*Exercise description:*
Select the lines below containing the word "photo".

══ Material for the task ══

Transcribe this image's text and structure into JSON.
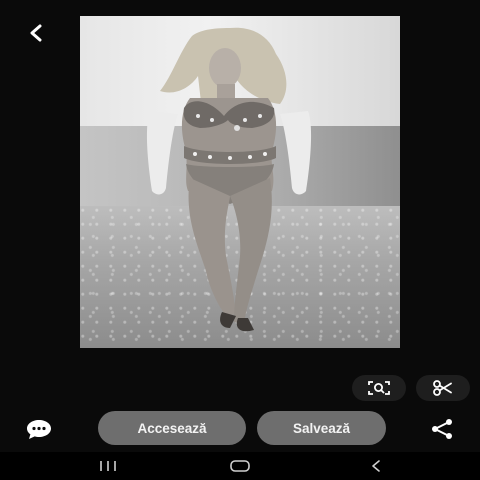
{
  "top_bar": {
    "back_icon": "chevron-left-icon"
  },
  "photo": {
    "description_icon": "runway-photo",
    "tone": "grayscale"
  },
  "tools": {
    "lens_icon": "visual-search-icon",
    "cut_icon": "scissors-icon"
  },
  "actions": {
    "comment_icon": "comment-icon",
    "visit_label": "Accesează",
    "save_label": "Salvează",
    "share_icon": "share-icon"
  },
  "nav": {
    "recents_icon": "recents-icon",
    "home_icon": "home-icon",
    "back_icon": "nav-back-icon"
  },
  "colors": {
    "background": "#0a0a0a",
    "pill": "#6e6e6e",
    "tool_bg": "#1e1e1e",
    "nav_bg": "#000000",
    "icon": "#ffffff"
  }
}
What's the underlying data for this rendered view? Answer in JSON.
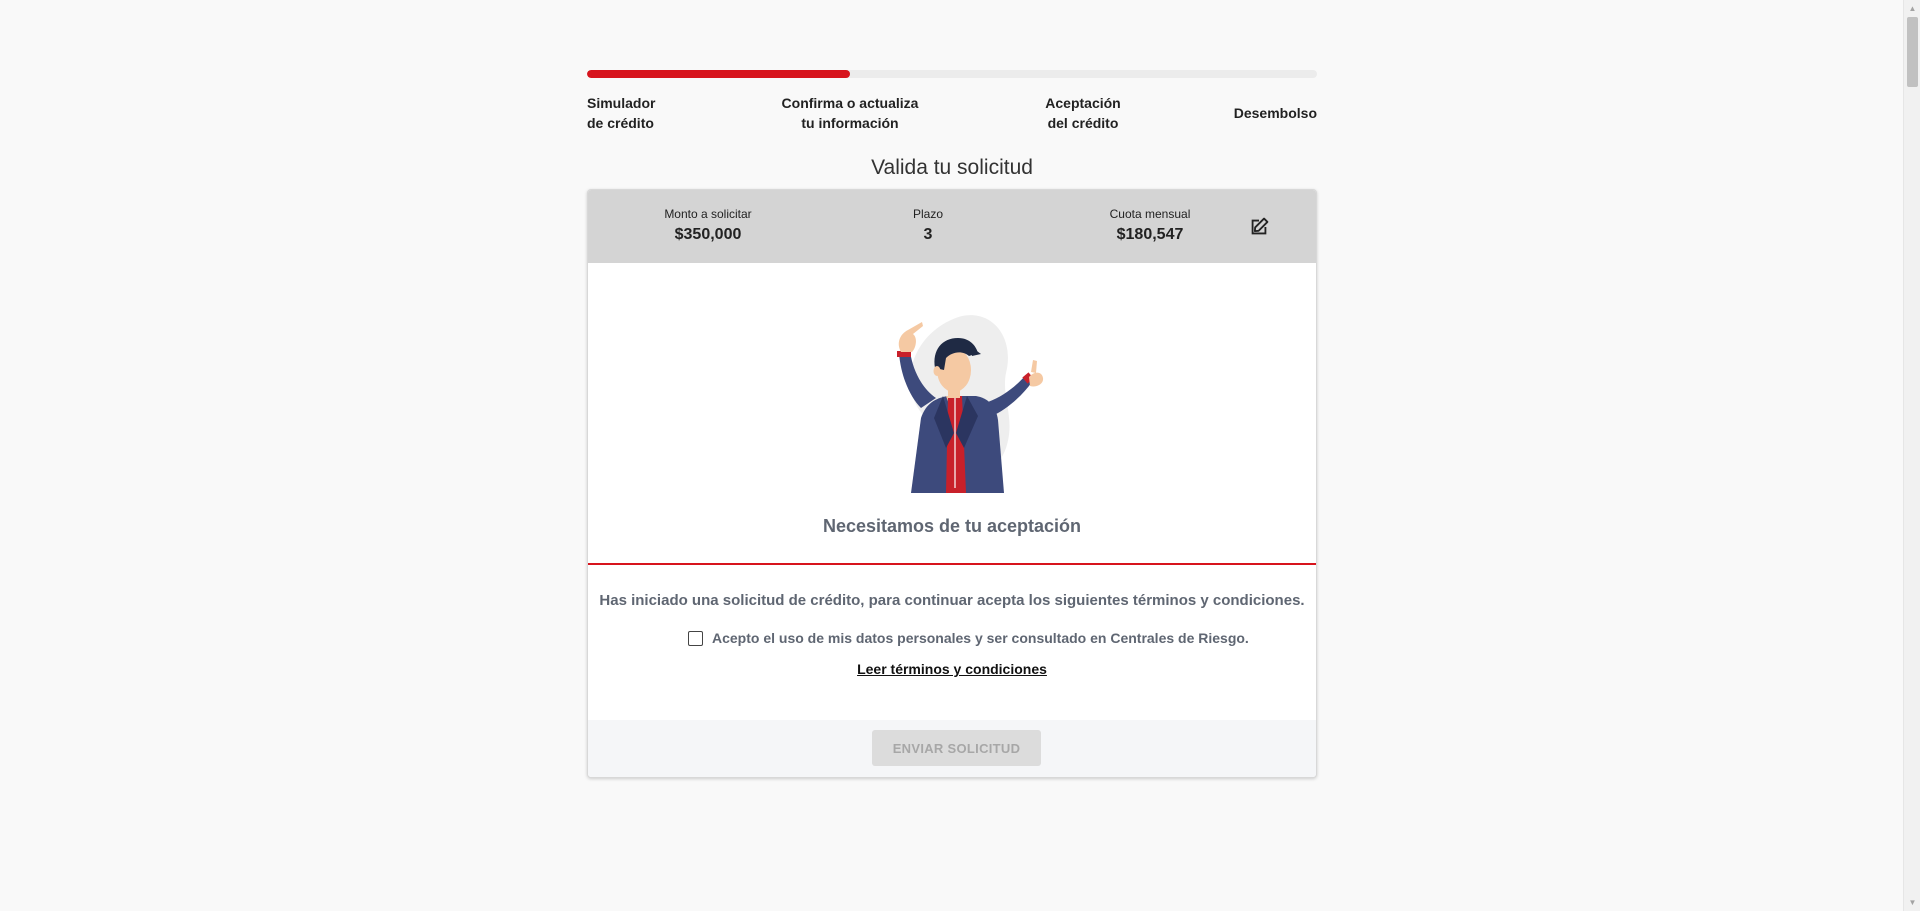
{
  "progress": {
    "value_percent": 36,
    "accent_color": "#d7141d"
  },
  "steps": [
    {
      "line1": "Simulador",
      "line2": "de crédito"
    },
    {
      "line1": "Confirma o actualiza",
      "line2": "tu información"
    },
    {
      "line1": "Aceptación",
      "line2": "del crédito"
    },
    {
      "line1": "Desembolso"
    }
  ],
  "page_title": "Valida tu solicitud",
  "summary": {
    "monto_label": "Monto a solicitar",
    "monto_value": "$350,000",
    "plazo_label": "Plazo",
    "plazo_value": "3",
    "cuota_label": "Cuota mensual",
    "cuota_value": "$180,547",
    "edit_icon": "edit-icon"
  },
  "acceptance": {
    "heading": "Necesitamos de tu aceptación",
    "terms_text": "Has iniciado una solicitud de crédito, para continuar acepta los siguientes términos y condiciones.",
    "checkbox_label": "Acepto el uso de mis datos personales y ser consultado en Centrales de Riesgo.",
    "checkbox_checked": false,
    "read_link": "Leer términos y condiciones"
  },
  "submit": {
    "label": "ENVIAR SOLICITUD",
    "disabled": true
  }
}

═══

*Exercise answer:*
  "photo": {
    "description_icon": "runway-photo",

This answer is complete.